My youth was but a tempest, dark and savage,
Through which, at times, a dazzling sun would shoot
The thunder and the rain have made such ravage
My garden is nigh bare of rosy fruit.
Now I have reached the Autumn of my thought,
And spade and rake must toil the land to save,
That fragments of my flooded fields be sought
From where the water sluices out a grave.
Who knows if the new flowers my dreams prefigure,
In this washed soil should find, as by a sluit,
The mystic nourishment to give them vigour?
Time swallows up our life, O ruthless rigour!
And the dark foe that nibbles our heart’s root,
Grows on our blood the stronger and the bigger!
(Translation by Roy Campbell)
So the first thing I would like to discuss regarding this poem is the title, which in French is “L’Ennemi.” I think this is one of those times where something key is lost in translation, because the word “ennemi” seems too similar to ennui for coincidence, in my opinion, especially considering how prominent ennui is in many of Baudelaire’s poems. I should note that in my version of The Flowers of Evil, the translator, Robert Lowell, translates the title as ‘The Ruined Garden,” which I feel is a less accurate translation, at least regarding the title of the poem.
The sonnet begins with Baudelaire describing his youth, which is depicted as troubled and painful. The garden is symbolic of his mind and the source of his artistic expression. But this garden was not able to produce when he was young. It was only later in life that the “new flowers,” or poems, grew from the ailing and damaged garden bed.
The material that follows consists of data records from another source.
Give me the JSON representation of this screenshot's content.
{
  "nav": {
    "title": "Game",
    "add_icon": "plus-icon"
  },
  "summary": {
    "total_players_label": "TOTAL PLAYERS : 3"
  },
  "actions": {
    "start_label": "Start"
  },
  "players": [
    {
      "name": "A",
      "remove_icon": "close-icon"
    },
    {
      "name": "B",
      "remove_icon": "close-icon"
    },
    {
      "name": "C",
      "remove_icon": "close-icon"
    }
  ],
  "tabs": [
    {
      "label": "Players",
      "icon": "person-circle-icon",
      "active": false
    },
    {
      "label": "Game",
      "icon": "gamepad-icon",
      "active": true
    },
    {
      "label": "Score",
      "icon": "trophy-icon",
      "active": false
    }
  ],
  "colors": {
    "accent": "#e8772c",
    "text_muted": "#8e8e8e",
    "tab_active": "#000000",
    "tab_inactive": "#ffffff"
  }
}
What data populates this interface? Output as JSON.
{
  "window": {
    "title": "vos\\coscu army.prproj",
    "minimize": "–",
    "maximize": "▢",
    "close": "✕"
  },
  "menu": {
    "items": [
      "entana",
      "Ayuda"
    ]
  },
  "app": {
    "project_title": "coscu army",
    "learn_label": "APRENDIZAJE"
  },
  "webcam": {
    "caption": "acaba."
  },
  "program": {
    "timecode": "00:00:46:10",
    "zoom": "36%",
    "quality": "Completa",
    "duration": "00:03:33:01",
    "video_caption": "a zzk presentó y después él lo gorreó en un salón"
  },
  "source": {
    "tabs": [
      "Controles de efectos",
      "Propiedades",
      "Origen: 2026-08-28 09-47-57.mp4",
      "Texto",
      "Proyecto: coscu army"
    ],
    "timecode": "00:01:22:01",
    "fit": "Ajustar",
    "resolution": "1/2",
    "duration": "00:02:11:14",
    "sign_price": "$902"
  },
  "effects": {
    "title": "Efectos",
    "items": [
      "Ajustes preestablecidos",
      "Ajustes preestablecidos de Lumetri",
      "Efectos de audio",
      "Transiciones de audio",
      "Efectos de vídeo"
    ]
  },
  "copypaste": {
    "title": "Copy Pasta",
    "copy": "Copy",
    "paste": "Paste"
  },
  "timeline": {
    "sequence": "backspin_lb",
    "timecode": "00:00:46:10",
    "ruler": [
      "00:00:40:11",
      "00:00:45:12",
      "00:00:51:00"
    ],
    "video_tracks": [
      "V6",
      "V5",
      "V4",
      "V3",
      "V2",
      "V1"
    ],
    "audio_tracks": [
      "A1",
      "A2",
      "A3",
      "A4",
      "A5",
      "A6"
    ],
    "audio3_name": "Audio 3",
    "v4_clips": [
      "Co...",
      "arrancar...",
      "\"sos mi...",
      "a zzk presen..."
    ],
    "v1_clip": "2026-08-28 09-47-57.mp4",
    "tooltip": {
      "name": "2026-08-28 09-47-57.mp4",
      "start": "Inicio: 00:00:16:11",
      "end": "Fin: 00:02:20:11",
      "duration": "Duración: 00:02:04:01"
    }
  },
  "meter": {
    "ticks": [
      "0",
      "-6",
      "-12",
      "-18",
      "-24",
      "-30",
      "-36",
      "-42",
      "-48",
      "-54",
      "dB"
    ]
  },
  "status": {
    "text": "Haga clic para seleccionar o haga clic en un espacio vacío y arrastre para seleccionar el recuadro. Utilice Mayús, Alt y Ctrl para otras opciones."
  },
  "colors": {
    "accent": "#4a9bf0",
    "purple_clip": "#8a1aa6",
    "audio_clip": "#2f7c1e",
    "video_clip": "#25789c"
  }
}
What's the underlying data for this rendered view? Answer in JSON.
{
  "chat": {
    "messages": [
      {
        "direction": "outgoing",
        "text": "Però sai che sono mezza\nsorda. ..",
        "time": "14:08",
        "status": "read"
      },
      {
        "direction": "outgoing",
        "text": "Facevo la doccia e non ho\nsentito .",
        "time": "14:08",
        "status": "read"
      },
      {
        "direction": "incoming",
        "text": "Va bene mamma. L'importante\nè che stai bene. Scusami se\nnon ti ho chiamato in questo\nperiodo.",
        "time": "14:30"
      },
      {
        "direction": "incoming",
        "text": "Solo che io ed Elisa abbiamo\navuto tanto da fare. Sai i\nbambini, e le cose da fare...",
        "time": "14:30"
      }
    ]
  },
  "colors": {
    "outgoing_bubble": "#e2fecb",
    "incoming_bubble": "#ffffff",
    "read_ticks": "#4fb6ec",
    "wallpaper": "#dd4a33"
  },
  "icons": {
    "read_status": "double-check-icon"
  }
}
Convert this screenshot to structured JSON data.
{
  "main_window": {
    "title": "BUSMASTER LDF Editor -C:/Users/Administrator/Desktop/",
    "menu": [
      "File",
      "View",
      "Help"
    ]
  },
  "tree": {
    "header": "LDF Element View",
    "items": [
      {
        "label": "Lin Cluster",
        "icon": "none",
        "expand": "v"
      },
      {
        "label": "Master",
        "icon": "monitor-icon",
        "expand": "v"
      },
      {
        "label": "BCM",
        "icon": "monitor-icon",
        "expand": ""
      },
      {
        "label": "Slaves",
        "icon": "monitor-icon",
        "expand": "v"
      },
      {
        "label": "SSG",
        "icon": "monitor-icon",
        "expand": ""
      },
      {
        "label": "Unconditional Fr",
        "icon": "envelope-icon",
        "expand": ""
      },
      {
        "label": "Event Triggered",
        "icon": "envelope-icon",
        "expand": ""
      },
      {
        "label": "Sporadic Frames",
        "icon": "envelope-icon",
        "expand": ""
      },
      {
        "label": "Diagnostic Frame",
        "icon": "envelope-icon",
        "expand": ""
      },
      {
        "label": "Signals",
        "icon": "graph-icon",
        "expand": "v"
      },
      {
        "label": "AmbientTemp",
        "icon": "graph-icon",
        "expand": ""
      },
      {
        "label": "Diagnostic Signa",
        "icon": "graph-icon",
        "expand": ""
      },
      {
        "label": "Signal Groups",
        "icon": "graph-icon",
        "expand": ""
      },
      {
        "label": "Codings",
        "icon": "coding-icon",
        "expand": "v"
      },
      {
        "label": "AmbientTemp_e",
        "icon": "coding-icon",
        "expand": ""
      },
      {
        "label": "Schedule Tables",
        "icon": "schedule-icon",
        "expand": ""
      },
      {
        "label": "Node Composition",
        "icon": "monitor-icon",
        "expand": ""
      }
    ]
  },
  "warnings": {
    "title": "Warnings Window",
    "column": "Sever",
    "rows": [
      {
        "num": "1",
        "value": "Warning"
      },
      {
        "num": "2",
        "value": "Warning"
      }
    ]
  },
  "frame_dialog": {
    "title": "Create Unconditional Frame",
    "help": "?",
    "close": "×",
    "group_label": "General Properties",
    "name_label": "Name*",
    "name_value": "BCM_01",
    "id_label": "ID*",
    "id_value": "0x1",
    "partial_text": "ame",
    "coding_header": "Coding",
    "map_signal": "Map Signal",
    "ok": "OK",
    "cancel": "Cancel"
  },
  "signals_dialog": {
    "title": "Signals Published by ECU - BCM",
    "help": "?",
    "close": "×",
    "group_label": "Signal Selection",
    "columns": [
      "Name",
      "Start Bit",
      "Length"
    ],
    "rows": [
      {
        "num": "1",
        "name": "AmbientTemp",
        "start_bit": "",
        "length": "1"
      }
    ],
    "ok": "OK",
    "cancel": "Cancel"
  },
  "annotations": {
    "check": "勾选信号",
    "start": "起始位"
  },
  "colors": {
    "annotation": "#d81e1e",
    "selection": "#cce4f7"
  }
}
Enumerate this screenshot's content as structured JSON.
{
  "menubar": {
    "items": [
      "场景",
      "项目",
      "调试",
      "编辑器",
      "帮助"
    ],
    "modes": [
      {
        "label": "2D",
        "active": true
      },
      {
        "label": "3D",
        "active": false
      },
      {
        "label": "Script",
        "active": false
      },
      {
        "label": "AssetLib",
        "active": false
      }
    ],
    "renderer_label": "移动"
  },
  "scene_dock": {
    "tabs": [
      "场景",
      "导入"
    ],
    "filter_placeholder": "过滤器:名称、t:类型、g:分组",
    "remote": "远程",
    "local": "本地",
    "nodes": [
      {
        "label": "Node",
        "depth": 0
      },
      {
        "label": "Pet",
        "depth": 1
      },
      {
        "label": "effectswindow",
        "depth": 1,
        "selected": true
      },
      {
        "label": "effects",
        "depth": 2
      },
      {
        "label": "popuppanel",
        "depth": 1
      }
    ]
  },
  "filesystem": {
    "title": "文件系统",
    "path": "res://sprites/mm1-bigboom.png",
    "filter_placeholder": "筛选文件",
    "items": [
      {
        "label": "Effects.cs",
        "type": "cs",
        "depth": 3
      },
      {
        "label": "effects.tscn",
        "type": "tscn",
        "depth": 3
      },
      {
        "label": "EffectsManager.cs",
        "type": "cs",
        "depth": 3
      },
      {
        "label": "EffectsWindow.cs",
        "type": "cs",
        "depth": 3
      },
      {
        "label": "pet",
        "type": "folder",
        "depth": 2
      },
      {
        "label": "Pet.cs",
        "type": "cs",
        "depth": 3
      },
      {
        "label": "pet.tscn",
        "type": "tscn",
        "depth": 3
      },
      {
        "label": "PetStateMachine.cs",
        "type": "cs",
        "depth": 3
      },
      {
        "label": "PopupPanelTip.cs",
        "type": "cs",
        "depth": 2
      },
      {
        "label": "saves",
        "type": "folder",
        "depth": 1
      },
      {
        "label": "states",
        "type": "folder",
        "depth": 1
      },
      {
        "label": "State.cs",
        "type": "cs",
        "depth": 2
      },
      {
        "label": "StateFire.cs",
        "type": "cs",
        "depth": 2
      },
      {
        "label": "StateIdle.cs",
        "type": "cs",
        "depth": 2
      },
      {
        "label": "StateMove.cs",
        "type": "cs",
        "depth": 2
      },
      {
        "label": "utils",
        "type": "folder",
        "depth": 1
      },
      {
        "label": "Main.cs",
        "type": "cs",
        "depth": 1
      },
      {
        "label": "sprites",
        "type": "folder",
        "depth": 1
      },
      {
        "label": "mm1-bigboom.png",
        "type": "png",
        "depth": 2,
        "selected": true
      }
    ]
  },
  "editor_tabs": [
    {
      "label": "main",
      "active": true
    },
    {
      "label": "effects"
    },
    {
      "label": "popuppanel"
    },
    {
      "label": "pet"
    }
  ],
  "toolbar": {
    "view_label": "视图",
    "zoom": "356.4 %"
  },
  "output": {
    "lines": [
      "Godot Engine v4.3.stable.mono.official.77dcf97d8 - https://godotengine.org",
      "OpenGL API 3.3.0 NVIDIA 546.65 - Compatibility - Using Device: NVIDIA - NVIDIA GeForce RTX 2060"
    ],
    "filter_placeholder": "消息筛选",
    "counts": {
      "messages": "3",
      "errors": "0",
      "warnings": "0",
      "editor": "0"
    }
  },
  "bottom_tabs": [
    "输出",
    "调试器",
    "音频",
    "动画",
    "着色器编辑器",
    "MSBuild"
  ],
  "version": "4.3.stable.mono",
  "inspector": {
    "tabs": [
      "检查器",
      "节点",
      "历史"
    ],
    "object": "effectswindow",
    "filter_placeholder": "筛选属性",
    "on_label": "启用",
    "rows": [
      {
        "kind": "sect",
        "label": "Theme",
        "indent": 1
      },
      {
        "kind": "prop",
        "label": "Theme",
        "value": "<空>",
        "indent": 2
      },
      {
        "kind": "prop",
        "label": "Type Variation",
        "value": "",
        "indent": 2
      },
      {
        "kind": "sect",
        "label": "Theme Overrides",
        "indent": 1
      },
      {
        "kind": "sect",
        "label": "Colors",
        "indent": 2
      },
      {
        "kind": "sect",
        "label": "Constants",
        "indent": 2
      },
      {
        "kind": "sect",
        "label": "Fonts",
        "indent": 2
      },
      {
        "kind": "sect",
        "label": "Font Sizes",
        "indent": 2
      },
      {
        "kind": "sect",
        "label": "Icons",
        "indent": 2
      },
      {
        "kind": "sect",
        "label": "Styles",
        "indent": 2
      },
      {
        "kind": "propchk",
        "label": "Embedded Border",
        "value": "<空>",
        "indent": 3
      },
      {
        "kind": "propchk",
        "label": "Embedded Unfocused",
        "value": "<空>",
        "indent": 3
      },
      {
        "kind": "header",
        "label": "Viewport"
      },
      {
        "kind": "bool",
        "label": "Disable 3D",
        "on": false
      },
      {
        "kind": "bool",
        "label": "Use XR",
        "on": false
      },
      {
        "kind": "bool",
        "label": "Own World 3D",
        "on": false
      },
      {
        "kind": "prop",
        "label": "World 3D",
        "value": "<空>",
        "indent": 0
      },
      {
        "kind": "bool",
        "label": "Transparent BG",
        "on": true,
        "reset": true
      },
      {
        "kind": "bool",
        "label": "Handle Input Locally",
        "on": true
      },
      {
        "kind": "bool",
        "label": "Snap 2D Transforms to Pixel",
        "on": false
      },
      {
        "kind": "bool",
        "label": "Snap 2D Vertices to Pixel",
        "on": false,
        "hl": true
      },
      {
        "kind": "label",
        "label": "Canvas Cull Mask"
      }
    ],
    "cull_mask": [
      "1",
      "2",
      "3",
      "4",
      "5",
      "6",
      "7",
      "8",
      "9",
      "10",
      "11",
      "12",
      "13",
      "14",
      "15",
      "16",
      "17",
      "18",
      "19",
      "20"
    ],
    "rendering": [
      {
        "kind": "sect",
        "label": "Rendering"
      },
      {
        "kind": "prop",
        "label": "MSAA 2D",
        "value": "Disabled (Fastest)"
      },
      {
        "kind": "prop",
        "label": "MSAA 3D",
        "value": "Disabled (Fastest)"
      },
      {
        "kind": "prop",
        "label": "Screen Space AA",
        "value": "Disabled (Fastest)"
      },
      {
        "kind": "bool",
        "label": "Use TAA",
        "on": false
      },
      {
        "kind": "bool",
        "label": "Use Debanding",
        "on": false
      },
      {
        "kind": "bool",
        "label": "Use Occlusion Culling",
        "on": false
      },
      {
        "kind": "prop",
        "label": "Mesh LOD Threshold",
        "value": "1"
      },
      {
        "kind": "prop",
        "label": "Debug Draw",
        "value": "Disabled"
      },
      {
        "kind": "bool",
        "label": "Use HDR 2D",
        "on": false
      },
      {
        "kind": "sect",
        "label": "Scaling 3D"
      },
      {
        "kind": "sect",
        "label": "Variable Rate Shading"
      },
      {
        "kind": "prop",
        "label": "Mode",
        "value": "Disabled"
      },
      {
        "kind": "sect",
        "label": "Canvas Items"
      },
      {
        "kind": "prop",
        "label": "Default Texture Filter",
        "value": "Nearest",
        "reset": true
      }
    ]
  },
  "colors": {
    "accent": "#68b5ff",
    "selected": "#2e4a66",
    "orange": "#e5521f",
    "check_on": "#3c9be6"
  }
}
It is in the last stanza that the mysterious enemy appears, described as “the dark foe that nibbles our heart’s root.” I believe that the enemy is ennui, slowly eating away at the poet’s heart. He knows he has “reached the Autumn” of his life and that he must express himself now or he never will. There is a palpable sense of urgency in his words. But ennui is ever there, gnawing at him, seeking to destroy his creative urge.
For those of you who are interested, there is a great website that has multiple translations of this poem, as well as the original French. I encourage you to read some of the other translations to get a better feel of this great sonnet. Cheers!
4 responses to ““The Enemy” by Charles Baudelaire”
Interesting. I think it must be very difficult to get a good translation of poetry. So much more than a novel or other book. You don’t have many chances to get it right. I wonder how poets feel about having their work translated!
You bring up a great point, Barb. No translation is going to be exact, especially when the text is heavily symbolic, like poetry. I wish people who walk around quoting the Bible as the “word of God” would realize it is a translation of something highly symbolic.
I love Baudelaire, but was not familiar with this gem. Thank you so much for introducing it to me and for the link to the Fleurs du mal website. I think your point about “enemy” and “ennui” is quite plausible and adds a layer of richness to the reading. It also made me think of Blake’s Rose and the worm that bores its way through the innocent bud. Much to ponder upon. Merci!
Hey Nancy! So glad you enjoyed the poem and the website. I too love William Blake’s poetry. It’s been a while since I covered any of his works. May have to delve into his poems again soon. Cheers! — Jeff